“That’s where we’re moving away from. There’s certain peer institutions in the area that I used to track and still do. We used to be kinda in the middle and then we drifted down and then we fell.”

Rossi recalled the instance of one student choosing another school in the region due to a $2,000 difference in stipends. That was despite the university’s elite ranking in the student’s desired program of study.

“If they wanna go somewhere else because they’re better, I don’t have a problem with that,” Rossi said. “My response to that is we gotta get better. But I don’t want it to be about the stipends.”

The GSG argued last spring for an increase of 12-month minimum stipends to $38,000, compiling data from peer institutions and testimonials from university students.

The group pointed out that the university falls behind comparator schools in chemical and biomolecular engineering despite an elite ranking nationwide.
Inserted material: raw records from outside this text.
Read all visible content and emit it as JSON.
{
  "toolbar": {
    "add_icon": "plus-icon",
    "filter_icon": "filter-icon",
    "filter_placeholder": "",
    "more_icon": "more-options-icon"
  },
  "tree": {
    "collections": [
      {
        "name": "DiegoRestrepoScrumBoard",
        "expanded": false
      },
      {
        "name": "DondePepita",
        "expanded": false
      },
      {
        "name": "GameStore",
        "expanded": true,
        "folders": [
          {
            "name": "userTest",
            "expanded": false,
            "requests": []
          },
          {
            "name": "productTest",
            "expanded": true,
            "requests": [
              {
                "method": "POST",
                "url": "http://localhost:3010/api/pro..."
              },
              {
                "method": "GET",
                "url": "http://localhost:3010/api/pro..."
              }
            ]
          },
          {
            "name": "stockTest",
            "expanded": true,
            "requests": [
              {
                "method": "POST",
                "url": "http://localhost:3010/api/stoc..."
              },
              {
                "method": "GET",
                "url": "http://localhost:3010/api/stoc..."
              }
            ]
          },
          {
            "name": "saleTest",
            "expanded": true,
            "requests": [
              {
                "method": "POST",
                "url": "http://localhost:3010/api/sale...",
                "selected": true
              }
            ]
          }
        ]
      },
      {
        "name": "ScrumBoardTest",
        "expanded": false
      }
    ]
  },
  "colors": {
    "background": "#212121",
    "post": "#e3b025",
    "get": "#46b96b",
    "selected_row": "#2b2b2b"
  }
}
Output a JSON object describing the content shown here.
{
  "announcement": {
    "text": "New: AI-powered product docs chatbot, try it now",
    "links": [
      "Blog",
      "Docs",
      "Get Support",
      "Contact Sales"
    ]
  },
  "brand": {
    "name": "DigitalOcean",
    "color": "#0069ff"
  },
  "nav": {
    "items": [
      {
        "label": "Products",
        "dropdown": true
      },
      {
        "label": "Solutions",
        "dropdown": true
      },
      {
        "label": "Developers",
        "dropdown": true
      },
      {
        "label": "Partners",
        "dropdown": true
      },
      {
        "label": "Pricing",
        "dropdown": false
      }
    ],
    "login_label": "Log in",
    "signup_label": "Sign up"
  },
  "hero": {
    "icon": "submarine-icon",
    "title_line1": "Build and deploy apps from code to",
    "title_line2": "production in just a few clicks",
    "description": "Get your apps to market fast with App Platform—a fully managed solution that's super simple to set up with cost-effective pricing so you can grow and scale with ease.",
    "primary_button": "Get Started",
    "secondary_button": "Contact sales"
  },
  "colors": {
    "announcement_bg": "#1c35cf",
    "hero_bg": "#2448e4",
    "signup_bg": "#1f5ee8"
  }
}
U.S. News & World Report ranked the university seventh in its 2023 list of best chemical engineering programs.

 University of Delaware 12-month doctoral minimum stipends versus comparator institutions. Konner Metz/THE REVIEW.

“On the healthcare side, it’s still a gap,” Rossi said. “[…] We’re not where we need to be.”

Students with dependents, though, often encounter further financial difficulty when it comes to healthcare premiums. Currently, the university does not subsidize healthcare premium costs for dependents. It does cover 86% of the premium cost for students themselves.

“There are some other universities that do other things,” Rossi said. “It’s on my list.”

Lucas knew a graduate student who needed outside help to make ends meet for themselves and their family. 

“The only way that they could get health insurance for their wife and their child was from charity,” Lucas said. “Because a faculty member in our department decided to help them. And that is the only way that any of this is working.”

The debate about making a living wage

At the core of the debate over graduate student stipends is the question of what constitutes a living wage. In his time as dean, Rossi has used the U.S. Bureau of Labor Statistics’ Consumer Price Index (CPI) to assess the state of the university’s stipend levels. 

Year-to-year change in the CPI – which measures the “average change over time in the prices paid by urban consumers for a market basket of consumer goods and services” – illustrates a rate of inflation.

Before the pandemic, the university’s stipends were in solid shape with the CPI at the time, Rossi said. But since then, the university has fallen behind. High inflation rates in 2022, coupled with stagnant minimums (the university’s last increase was under $100 annually for 9-month students), caused this drag.

Courtesy of the U.S. Bureau of Labor Statistics Mid-Atlantic Information Office

However, the projected increases could put an end to this dip and bring the university’s graduate offerings back to where they were pre-pandemic.

“We will be where we were in 2019, assuming inflation stays the same,” Rossi said. “We will catch up.”

Earlier this semester, posters across campus demanded the university pay graduate students in accordance with the MIT living wage calculator. While these posters were not associated with GSG, Parkes explained that the government group does agree with its sentiments concerning a living wage.

A poster in Pearson Hall earlier this semester. Konner Metz/THE REVIEW.

“The GSG’s official position is that graduate students should earn what the MIT living wage calculator deems a living income in New Castle County,” Parkes said in a written statement.

The MIT living wage calculator for New Castle County puts a living annual wage after taxes at $40,915, a mark the university’s 12-month minimums fall short of.

“That limits who can earn a graduate degree at UD, falls short of peer institution stipends, and requires many graduate students to find other work, which prevents them from doing research and advancing in their disciplines and departments,” Parkes wrote.

Through her own experience as a graduate student and hearing from peers, Lucas feels the fight for increased stipends and improved health insurance is an ongoing plight.

“I would say that I’m not relying on hope from the university,” Lucas said. “This is why I want to talk about it with other grad students. I think that we can push for more, we need to. This is survival.”